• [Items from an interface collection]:

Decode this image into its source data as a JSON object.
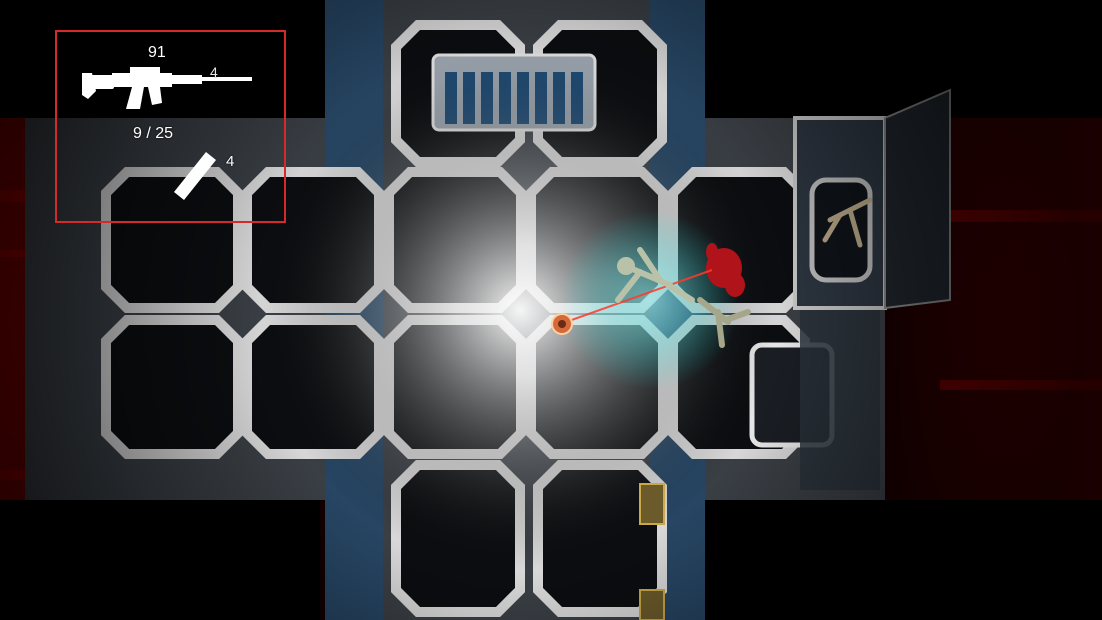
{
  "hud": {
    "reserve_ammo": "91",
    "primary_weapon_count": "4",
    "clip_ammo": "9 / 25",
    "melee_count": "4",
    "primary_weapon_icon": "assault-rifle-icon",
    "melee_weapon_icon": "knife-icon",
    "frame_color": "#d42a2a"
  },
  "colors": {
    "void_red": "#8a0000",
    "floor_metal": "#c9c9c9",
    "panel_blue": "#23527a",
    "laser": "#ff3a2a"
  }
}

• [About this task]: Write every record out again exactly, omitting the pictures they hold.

• [Written answer]:
Decode this image into its source data as a JSON object.
{
  "hud": {
    "reserve_ammo": "91",
    "primary_weapon_count": "4",
    "clip_ammo": "9 / 25",
    "melee_count": "4",
    "primary_weapon_icon": "assault-rifle-icon",
    "melee_weapon_icon": "knife-icon",
    "frame_color": "#d42a2a"
  },
  "colors": {
    "void_red": "#8a0000",
    "floor_metal": "#c9c9c9",
    "panel_blue": "#23527a",
    "laser": "#ff3a2a"
  }
}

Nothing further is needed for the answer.